Friday, May 9, 2014 6:55 AM

Americans added to their credit-card tabs in March after a cautious start to the year, a sign that consumer spending is accelerating heading into the spring, reports The Wall Street Journal.

The amount of outstanding revolving credit, mostly credit-card debt, rose at a seasonally adjusted annual rate of 1.6 percent, to $856.68 billion, a Federal Reserve reported. The gain comes after credit-card debt contracted at a 3.8 percent rate the prior month.

The rising debt load suggests shoppers are confident enough in their job and income prospects to extend themselves in order to make additional purchases. Still, the amount revolving credit outstanding shrunk during the first quarter of 2014, reflecting in part unusually cold weather that slowed purchases of consumer goods.

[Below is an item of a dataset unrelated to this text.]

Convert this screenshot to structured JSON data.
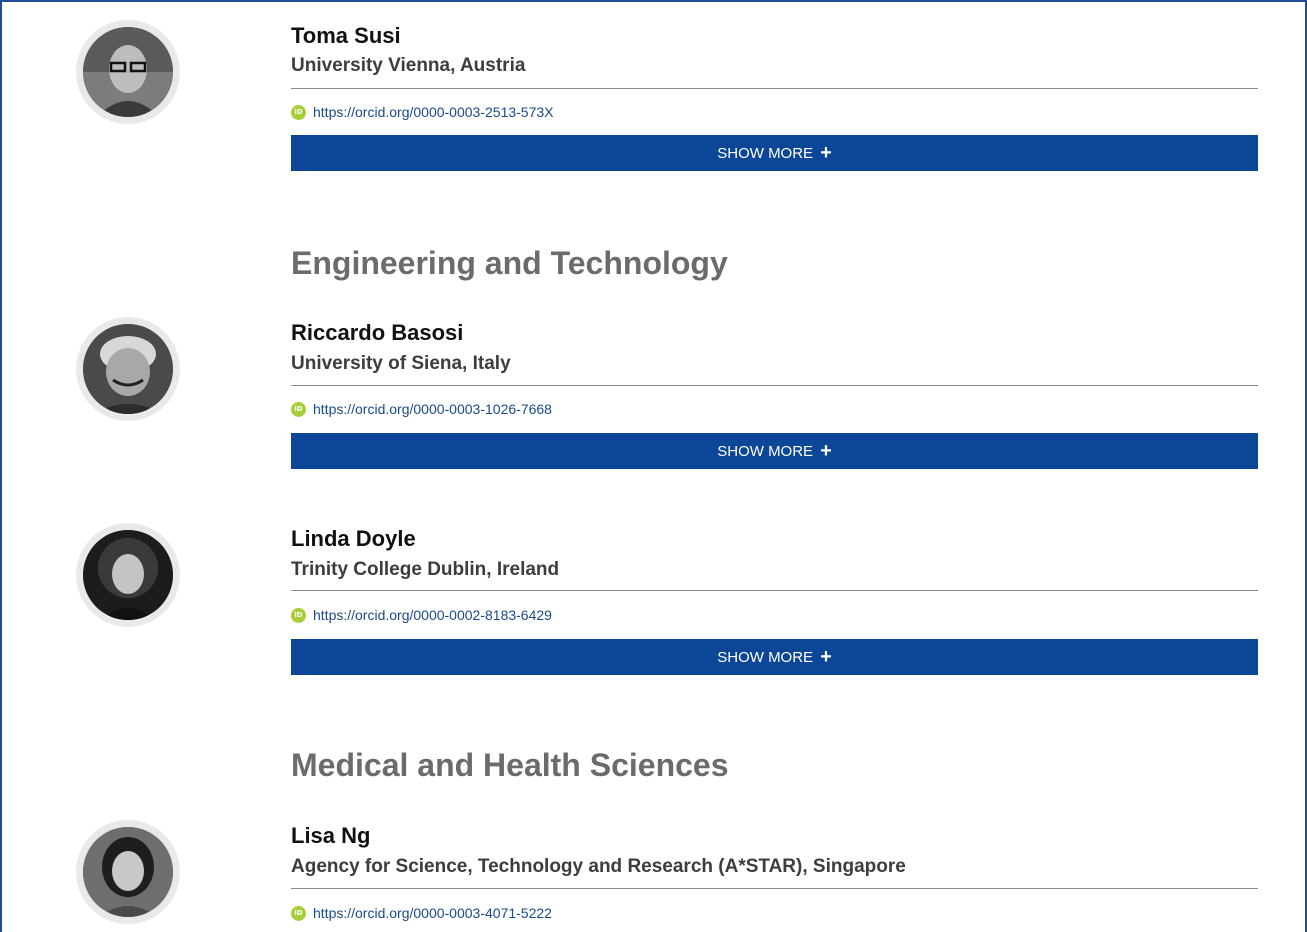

Overall consumer credit, including student and car loans but excluding real-estate loans like mortgages, increased by $17.53 billion in March, or at a 6.7 percent annual rate. Non-revolving debt, led by consistent demand for student loans, has outpaced growth in credit-card debt during most of the nearly five-year-old economic recovery.

The amount of student loans issued by the federal government rose by $2.6 billion in March, on a non-seasonally adjusted basis. Federal student lending rose by $113.1 billion, or 18 percent, last year.

Revolving debt increased at a much slower pace, rising 1.3 percent last year. Credit-card debt peaked during the recession at $1.02 trillion, before declining sharply early in the recovery. Revolving debt has mostly expanded since 2011, but remains well below the 2008 peak.

According to Brian Turner, director and chief strategist with Catalyst Strategic Services, credit unions’ market share of consumer loans has been improving, reaching 8.7 percent in March. This compares with 8.6 percent at the end of 2013. However, Turner points out that this pales in comparison to 2009’s peak of 9.3 percent.

“Since 2009, the credit union’s market share of non-revolving credit has fallen from 12.3 percent to 9.9 percent,” Turner tells the Leaguer. “Most of the industry’s loan growth continues to be carried by large credit unions which control 67 percent of industry assets but account for only 6 percent of the total number of credit unions. This seems to explain the lack of improvement in market share over the past three years in particular despite the improvement in industry loan growth.”

Although Turner sees The Wall Street Journal’s news report as encouraging, he doesn’t believe it is cause for celebration just yet.

“We continue to have a long way to go for broader-based improvement in performance that will only come when the employment sector improves enough to stimulate consumer spending behavior,” he tells the Leaguer. “That’s going to take a while. But good news will be right around the corner. We just need to be patient.”